  9. ^ Wickham, Harvey (4 June 1930). "For the Common Woe". The Commonweal. XII (5): 133–34 – via OpinionArchives.
  10. ^ McCarraher, Eugene (24 Jun 2019). "Turn the Page". Commonweal. Retrieved 6 June 2023.
  11. ^ Steinfels, Peter. "Introduction." In Commonweal Confronts the Century: Liberal Convictions, Catholic Tradition, edited by Patrick Jordan and Paul Baumann, 15. New York: Touchstone, 1999.
  12. ^ Van Allen, Rodger (1974). The Commonweal and American Catholicism: The Magazine, the Movement, the Meaning. Philadelphia: Fortress Press. p. 6. ISBN 0-8006-1076-8.
  13. ^ "Commonweal Local Communities". Retrieved 2023-06-06.
  14. ^ "The Commonweal Podcast on Apple Podcasts". Apple Podcasts. 2023-05-25. Retrieved 2023-05-31.
  15. ^ "Commonweal Foundation Board of Directors | Commonweal Magazine". Retrieved 2023-05-31.
  16. ^ "An Introduction". The Commonweal. 1 (1): 5. November 12, 1924 – via OpinionArchive.
  17. ^ "Topics of the Times: A Defender Who Doesn't Attack". New York Times. LXXIV (24408): 18. 21 November 1924.
  18. ^ "The Press: Commonweal & Woe". Time. 15 October 1951.
  19. ^ Wakin, Daniel J. (2003-11-01). "James O'Gara, 85, Editor Of Commonweal Magazine". The New York Times. ISSN 0362-4331. Retrieved 2023-05-23.
  20. ^ "About Commonweal | Commonweal Magazine". Retrieved 2023-05-23.
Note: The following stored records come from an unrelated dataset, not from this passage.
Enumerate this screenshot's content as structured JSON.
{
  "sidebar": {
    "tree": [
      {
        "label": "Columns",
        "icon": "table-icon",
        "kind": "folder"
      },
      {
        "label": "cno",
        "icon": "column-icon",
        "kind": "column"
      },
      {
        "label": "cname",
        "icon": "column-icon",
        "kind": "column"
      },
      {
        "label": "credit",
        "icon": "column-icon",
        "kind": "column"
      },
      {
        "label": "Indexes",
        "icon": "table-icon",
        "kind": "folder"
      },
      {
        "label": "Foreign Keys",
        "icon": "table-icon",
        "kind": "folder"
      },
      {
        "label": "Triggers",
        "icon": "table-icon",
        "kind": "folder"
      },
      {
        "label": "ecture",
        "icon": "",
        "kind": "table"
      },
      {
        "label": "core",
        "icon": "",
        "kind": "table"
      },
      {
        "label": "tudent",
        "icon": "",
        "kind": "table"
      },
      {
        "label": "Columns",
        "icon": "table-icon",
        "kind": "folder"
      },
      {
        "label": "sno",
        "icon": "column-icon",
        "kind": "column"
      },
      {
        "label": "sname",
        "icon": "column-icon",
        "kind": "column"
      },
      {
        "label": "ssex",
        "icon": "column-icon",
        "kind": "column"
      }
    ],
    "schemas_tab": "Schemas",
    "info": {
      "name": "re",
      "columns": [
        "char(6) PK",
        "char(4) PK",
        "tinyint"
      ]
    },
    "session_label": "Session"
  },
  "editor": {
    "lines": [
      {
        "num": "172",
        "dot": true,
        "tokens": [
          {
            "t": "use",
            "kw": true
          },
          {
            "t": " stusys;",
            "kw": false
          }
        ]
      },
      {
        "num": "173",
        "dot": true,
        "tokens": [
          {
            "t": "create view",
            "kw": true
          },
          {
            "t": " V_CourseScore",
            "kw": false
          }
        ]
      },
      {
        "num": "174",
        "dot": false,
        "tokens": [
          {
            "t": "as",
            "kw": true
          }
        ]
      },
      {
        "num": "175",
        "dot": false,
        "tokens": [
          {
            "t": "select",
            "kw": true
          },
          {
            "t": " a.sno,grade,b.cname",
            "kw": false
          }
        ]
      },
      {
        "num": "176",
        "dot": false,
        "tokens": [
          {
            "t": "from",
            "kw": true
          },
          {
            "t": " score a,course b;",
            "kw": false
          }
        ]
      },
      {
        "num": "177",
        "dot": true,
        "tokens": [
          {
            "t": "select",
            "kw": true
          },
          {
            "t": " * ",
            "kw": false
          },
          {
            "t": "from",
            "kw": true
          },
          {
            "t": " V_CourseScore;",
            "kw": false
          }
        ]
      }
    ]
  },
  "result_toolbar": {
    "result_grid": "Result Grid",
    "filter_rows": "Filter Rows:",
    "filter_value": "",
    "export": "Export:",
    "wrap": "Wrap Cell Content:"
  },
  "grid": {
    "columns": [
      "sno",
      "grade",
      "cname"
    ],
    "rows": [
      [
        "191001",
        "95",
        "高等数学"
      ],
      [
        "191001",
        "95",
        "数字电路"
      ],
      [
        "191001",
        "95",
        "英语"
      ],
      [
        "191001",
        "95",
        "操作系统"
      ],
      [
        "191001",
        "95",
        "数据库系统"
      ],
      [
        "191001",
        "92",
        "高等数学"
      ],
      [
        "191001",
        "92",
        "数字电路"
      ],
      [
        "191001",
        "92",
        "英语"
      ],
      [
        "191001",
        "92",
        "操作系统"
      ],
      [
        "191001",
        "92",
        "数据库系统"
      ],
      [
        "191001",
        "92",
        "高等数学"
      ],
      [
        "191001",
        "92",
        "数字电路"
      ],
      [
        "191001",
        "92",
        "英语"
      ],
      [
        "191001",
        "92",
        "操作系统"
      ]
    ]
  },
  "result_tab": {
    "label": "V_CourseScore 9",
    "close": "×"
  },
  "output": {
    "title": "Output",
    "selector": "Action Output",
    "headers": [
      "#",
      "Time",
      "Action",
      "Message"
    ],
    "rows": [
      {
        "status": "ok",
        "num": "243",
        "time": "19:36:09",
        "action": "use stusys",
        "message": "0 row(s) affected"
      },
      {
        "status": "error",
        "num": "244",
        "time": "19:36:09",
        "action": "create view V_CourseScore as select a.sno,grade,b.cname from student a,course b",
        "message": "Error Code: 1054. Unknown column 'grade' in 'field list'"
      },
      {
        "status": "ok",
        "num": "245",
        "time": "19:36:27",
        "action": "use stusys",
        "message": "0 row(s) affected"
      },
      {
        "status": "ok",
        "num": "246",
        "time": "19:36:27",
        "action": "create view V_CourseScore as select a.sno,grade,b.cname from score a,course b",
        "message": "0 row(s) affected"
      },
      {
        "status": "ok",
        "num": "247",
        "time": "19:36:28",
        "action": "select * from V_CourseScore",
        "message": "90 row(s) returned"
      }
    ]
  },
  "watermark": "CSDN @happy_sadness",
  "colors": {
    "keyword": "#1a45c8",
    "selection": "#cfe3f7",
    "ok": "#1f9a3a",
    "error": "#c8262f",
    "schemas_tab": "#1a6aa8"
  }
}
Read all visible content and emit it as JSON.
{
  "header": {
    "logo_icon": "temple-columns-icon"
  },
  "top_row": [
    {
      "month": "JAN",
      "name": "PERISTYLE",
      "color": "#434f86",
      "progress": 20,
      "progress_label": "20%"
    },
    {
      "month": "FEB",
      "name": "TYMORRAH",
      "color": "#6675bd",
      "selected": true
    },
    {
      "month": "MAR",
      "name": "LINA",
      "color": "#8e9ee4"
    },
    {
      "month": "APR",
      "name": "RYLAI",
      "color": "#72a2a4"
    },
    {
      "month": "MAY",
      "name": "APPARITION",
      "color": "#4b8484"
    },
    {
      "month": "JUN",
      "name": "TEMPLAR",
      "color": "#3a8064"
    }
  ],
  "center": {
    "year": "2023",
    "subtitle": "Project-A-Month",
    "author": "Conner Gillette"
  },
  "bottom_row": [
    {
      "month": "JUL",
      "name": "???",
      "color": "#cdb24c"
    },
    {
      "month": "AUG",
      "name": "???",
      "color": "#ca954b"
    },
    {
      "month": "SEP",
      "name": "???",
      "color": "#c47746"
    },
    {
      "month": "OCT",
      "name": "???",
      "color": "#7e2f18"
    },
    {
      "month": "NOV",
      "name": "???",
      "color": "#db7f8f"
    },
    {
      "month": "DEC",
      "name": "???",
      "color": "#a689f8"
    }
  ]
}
Further reading[edit]

  • Rodger Van Allen, The Commonweal and American Catholicism: The Magazine, the Movement, the Meaning, Philadelphia: Fortune Press, 1974
  • Rodger Van Allen, Being Catholic: Commonweal from the Seventies to the Nineties, Loyola University Press, 1993
  • Patrick Jordan and Paul Baumann, Commonweal Confronts the Century: Liberal Convictions, Catholic Tradition, Touchstone, 1999
  • Robert B. Clements (1972). "The Commonweal: The Williams-Shuster Years"

External links[edit]